Malar augmentation is another procedure that looks even better when you combine it with another fast-healing procedure nearby. For example: let’s say the patient feels too round faced. I have heard people describe it as pie-faced or moon-faced. They want some angularity, some accentuation of the facial bones and thinner cheeks. Weight loss often fails because it makes them look old or because the cheekiness is more of a family trait. I combine cheekbone augmentation with Buccal fat removal and a chin implant to create a more angular look. The cheekbones and chin “come out” while the cheeks themselves “sink in” to provide that svelte refinement which women in particular like.
I have had actresses and models as patients and recommended this combination. They have a unique problem. In order for their faces to be thin enough to photograph well, their bodies must become emaciated. That’s and unhealthy look so my combination of cheek bone implants with cheek fat removal helps them look thin and angular in the face while having a healthy looking body.
Luscious lips with lip implants are also taking the plastic surgery scene by storm. Temporary injections can achieve a similar result but the fact that they need to be repeated is unappealing to some patients. We have done this on The Doctors show live, under local anesthesia.
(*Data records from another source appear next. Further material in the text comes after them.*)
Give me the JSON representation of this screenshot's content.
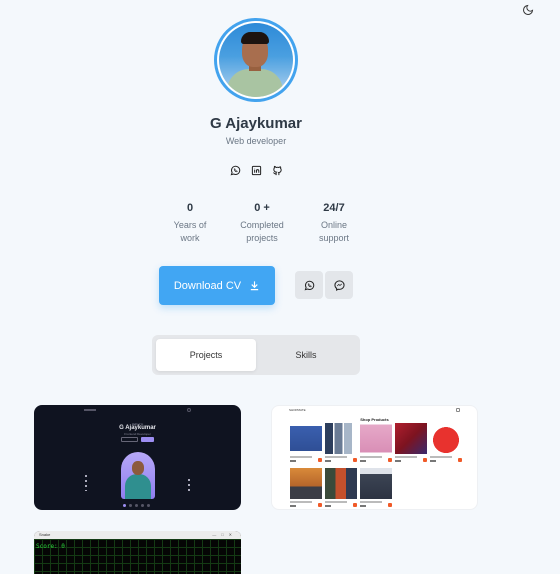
{
  "theme_toggle": {
    "icon": "moon-icon"
  },
  "profile": {
    "name": "G Ajaykumar",
    "title": "Web developer"
  },
  "socials": [
    {
      "icon": "whatsapp-icon"
    },
    {
      "icon": "linkedin-icon"
    },
    {
      "icon": "github-icon"
    }
  ],
  "stats": [
    {
      "value": "0",
      "label_line1": "Years of",
      "label_line2": "work"
    },
    {
      "value": "0 +",
      "label_line1": "Completed",
      "label_line2": "projects"
    },
    {
      "value": "24/7",
      "label_line1": "Online",
      "label_line2": "support"
    }
  ],
  "actions": {
    "download_label": "Download CV",
    "download_icon": "download-icon",
    "whatsapp_icon": "whatsapp-icon",
    "messenger_icon": "messenger-icon",
    "accent_color": "#41a6f3"
  },
  "tabs": [
    {
      "label": "Projects",
      "active": true
    },
    {
      "label": "Skills",
      "active": false
    }
  ],
  "projects": {
    "card1": {
      "name": "G Ajaykumar"
    },
    "card2": {
      "heading": "Shop Products",
      "brand": "SHOPMATE"
    },
    "card3": {
      "window_title": "Snake",
      "score_text": "Score: 0"
    }
  }
}
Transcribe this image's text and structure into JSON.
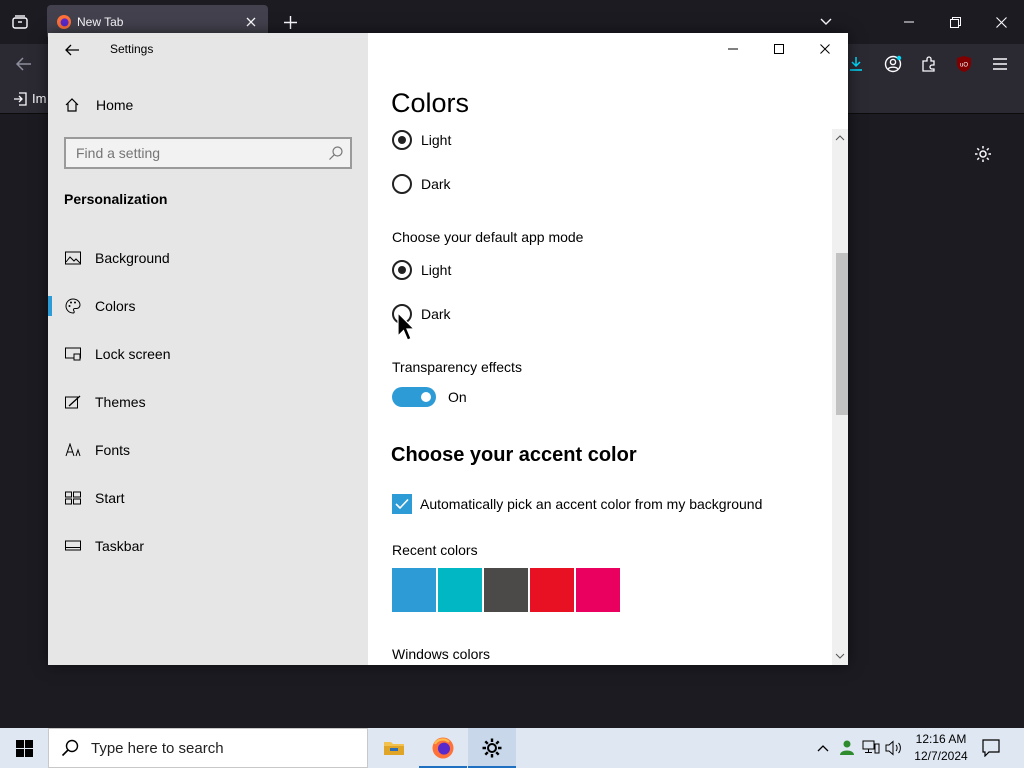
{
  "browser": {
    "tab_title": "New Tab",
    "bookmark_label": "Im"
  },
  "window": {
    "title": "Settings"
  },
  "sidebar": {
    "home_label": "Home",
    "search_placeholder": "Find a setting",
    "section_title": "Personalization",
    "items": [
      {
        "label": "Background",
        "icon": "picture-icon"
      },
      {
        "label": "Colors",
        "icon": "palette-icon",
        "selected": true
      },
      {
        "label": "Lock screen",
        "icon": "lock-screen-icon"
      },
      {
        "label": "Themes",
        "icon": "themes-icon"
      },
      {
        "label": "Fonts",
        "icon": "fonts-icon"
      },
      {
        "label": "Start",
        "icon": "start-icon"
      },
      {
        "label": "Taskbar",
        "icon": "taskbar-icon"
      }
    ]
  },
  "content": {
    "title": "Colors",
    "windows_mode": {
      "options": [
        {
          "label": "Light",
          "checked": true
        },
        {
          "label": "Dark",
          "checked": false
        }
      ]
    },
    "app_mode": {
      "label": "Choose your default app mode",
      "options": [
        {
          "label": "Light",
          "checked": true
        },
        {
          "label": "Dark",
          "checked": false
        }
      ]
    },
    "transparency": {
      "label": "Transparency effects",
      "state": "On",
      "enabled": true
    },
    "accent": {
      "heading": "Choose your accent color",
      "auto_pick_label": "Automatically pick an accent color from my background",
      "auto_pick_checked": true,
      "recent_label": "Recent colors",
      "recent_colors": [
        "#2d9bd6",
        "#00b7c3",
        "#4c4a48",
        "#e81123",
        "#ea005e"
      ],
      "windows_colors_label": "Windows colors"
    }
  },
  "taskbar": {
    "search_placeholder": "Type here to search",
    "apps": [
      {
        "name": "File Explorer",
        "icon": "folder-icon"
      },
      {
        "name": "Firefox",
        "icon": "firefox-icon"
      },
      {
        "name": "Settings",
        "icon": "gear-icon",
        "active": true
      }
    ],
    "time": "12:16 AM",
    "date": "12/7/2024"
  },
  "colors": {
    "accent": "#2d9bd6",
    "sidebar_bg": "#e6e6e6",
    "taskbar_bg": "#dfe7f2",
    "browser_bg": "#1c1b22"
  }
}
It’s that easy. We make a tiny incision at the two corners of the mouth and pass the implant in. They come in several lengths and thicknesses so there is a perfect size for everyone.
Other facial implants of similar design and construction are used less often but are very handy for specific deficiencies. Angle-of-the-jaw implants, nasal implants and sub-malar (for sunken cheeks) are available. As are custom made implants that are mostly used to attain symmetry of the face and eye orbits for birth defects or after trauma and cancer surgery. These specialize prostheses are created with computer assisted design technology from CT scans. That kind of work is very rewarding for me.
Body implants are also made for our male patients. Pectoral implants can give the same look as thousands of bench presses in the gym. Calve implants can give a better look to the spindly legged gym-rats whose bodies just don’t seem to respond to muscle bulking exercise. I will be honest, I don’t like doing these cases very much because of the difficulty on obtaining a perfect result. And perfection is what these sorts of patients are looking for. The natural asymmetries of the pre-existing structures make it nearly impossible to get the left and right to look exactly the same.
Plastic surgery is called “plastic” because it is derived from the greek: plasticos – to shape or to form. Sometimes people say it’s called plastic surgery because people use credit cards to pay for it! That’s a joke. But implant surgery is one of the rare times my specialty seems to pertain to inserting plastic to make someone look more natural and normal. And be happy, which is what it’s all about!